For Shapiro, one twist to this approach is that his book virtually ignores the surviving “old school” Democratic Senators, mostly Southerners, even though some continued to hold influential chairmanships in 1977 — such as on the Appropriations, Armed Services, Foreign Relations, Judiciary and Public Works committees.
In a brief epilogue on the Senate since 1980, Shapiro writes that “today’s fractured and ineffective Senate is the product of the continuous, relentless movement of the Republican Party further and further to the right.” (He seems not to have noticed the leftward shift of the Democrats.)
But Shapiro — who held top international trade posts with Clinton, lost an open-seat House Democratic primary in 2002 to Chris Van Hollen of Maryland and now is a partner in a large Washington law firm — harshly characterized the Democratic-controlled Senate from 2009 to 2010 as “dysfunctional” despite its successes in enacting an economic stimulus, a health care overhaul and financial regulation.
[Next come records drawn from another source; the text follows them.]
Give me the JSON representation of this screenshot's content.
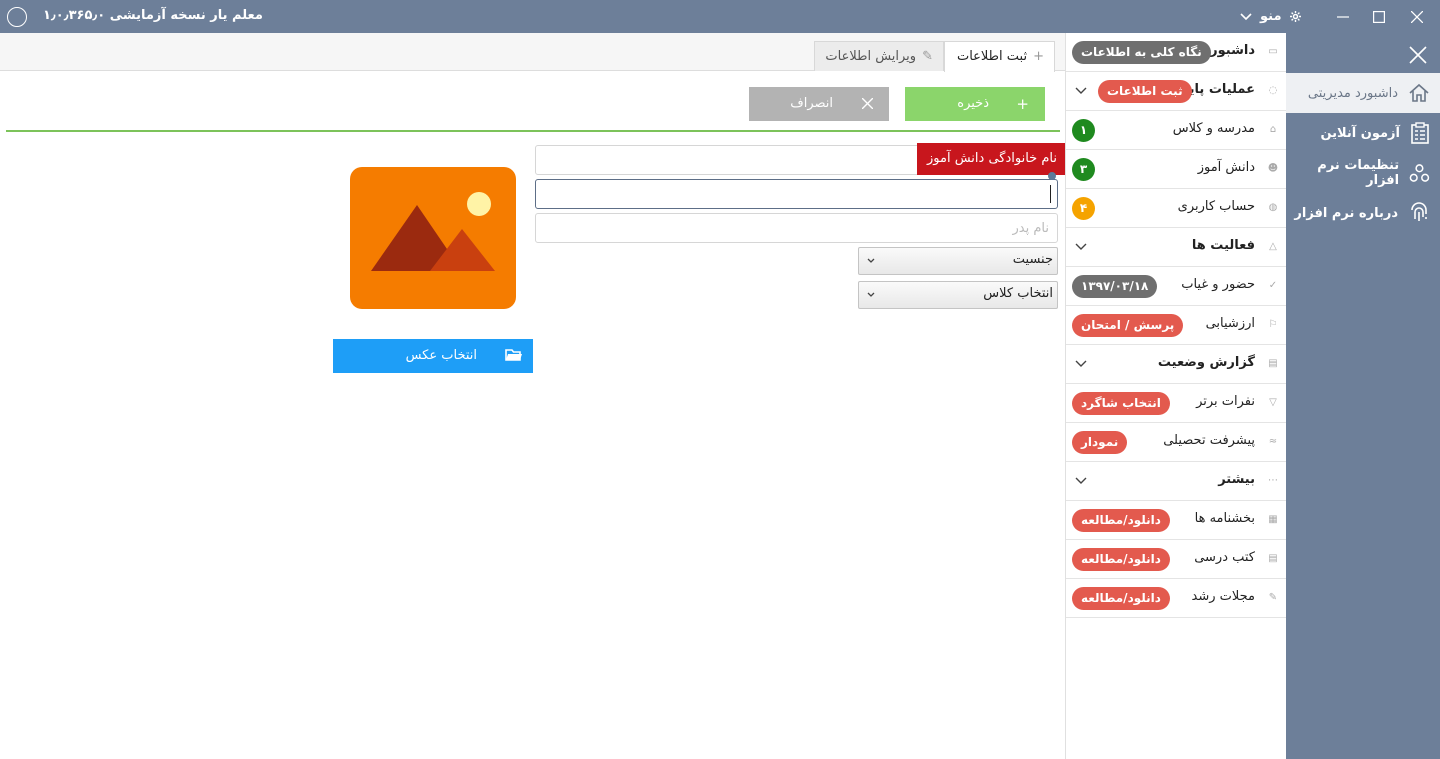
{
  "titlebar": {
    "title": "معلم یار نسخه آزمایشی ۱٫۰٫۳۶۵٫۰",
    "menu_label": "منو"
  },
  "rail": {
    "items": [
      {
        "label": "داشبورد مدیریتی",
        "icon": "home-icon",
        "active": true
      },
      {
        "label": "آزمون آنلاین",
        "icon": "clipboard-icon",
        "active": false
      },
      {
        "label": "تنظیمات نرم افزار",
        "icon": "cogs-icon",
        "active": false
      },
      {
        "label": "درباره نرم افزار",
        "icon": "fingerprint-icon",
        "active": false
      }
    ]
  },
  "sidemenu": {
    "rows": [
      {
        "label": "داشبورد",
        "badge": "نگاه کلی به اطلاعات",
        "badge_color": "gray",
        "head": true
      },
      {
        "label": "عملیات پایه",
        "badge": "ثبت اطلاعات",
        "badge_color": "red",
        "head": true,
        "chevron": true
      },
      {
        "label": "مدرسه و کلاس",
        "badge": "۱",
        "badge_color": "green"
      },
      {
        "label": "دانش آموز",
        "badge": "۳",
        "badge_color": "green"
      },
      {
        "label": "حساب کاربری",
        "badge": "۴",
        "badge_color": "orange"
      },
      {
        "label": "فعالیت ها",
        "head": true,
        "chevron": true
      },
      {
        "label": "حضور و غیاب",
        "badge": "۱۳۹۷/۰۳/۱۸",
        "badge_color": "gray"
      },
      {
        "label": "ارزشیابی",
        "badge": "پرسش / امتحان",
        "badge_color": "red"
      },
      {
        "label": "گزارش وضعیت",
        "head": true,
        "chevron": true
      },
      {
        "label": "نفرات برتر",
        "badge": "انتخاب شاگرد",
        "badge_color": "red"
      },
      {
        "label": "پیشرفت تحصیلی",
        "badge": "نمودار",
        "badge_color": "red"
      },
      {
        "label": "بیشتر",
        "head": true,
        "chevron": true
      },
      {
        "label": "بخشنامه ها",
        "badge": "دانلود/مطالعه",
        "badge_color": "red"
      },
      {
        "label": "کتب درسی",
        "badge": "دانلود/مطالعه",
        "badge_color": "red"
      },
      {
        "label": "مجلات رشد",
        "badge": "دانلود/مطالعه",
        "badge_color": "red"
      }
    ]
  },
  "tabs": {
    "active": "ثبت اطلاعات",
    "inactive": "ویرایش اطلاعات"
  },
  "toolbar": {
    "save_label": "ذخیره",
    "cancel_label": "انصراف"
  },
  "form": {
    "first_name_value": "",
    "last_name_value": "",
    "father_name_placeholder": "نام پدر",
    "tooltip": "نام خانوادگی دانش آموز",
    "gender_selected": "جنسیت",
    "class_selected": "انتخاب کلاس",
    "photo_button_label": "انتخاب عکس"
  },
  "colors": {
    "titlebar": "#6d7f99",
    "save": "#8bd56b",
    "cancel": "#b3b3b3",
    "photo_button": "#1e9ef7",
    "tooltip": "#c8161d",
    "badge_red": "#e35a4e",
    "badge_gray": "#6f6f6f",
    "badge_green": "#1f8a1f",
    "badge_orange": "#f5a300"
  }
}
His hostility toward the current Senate evokes another possible title for his book, which was a term he used to describe the chamber during the 12-year service of Sen. Evan Bayh (D-Ind.), the son of the former Senator: “It wasn’t his father’s Senate.”comments powered by Disqus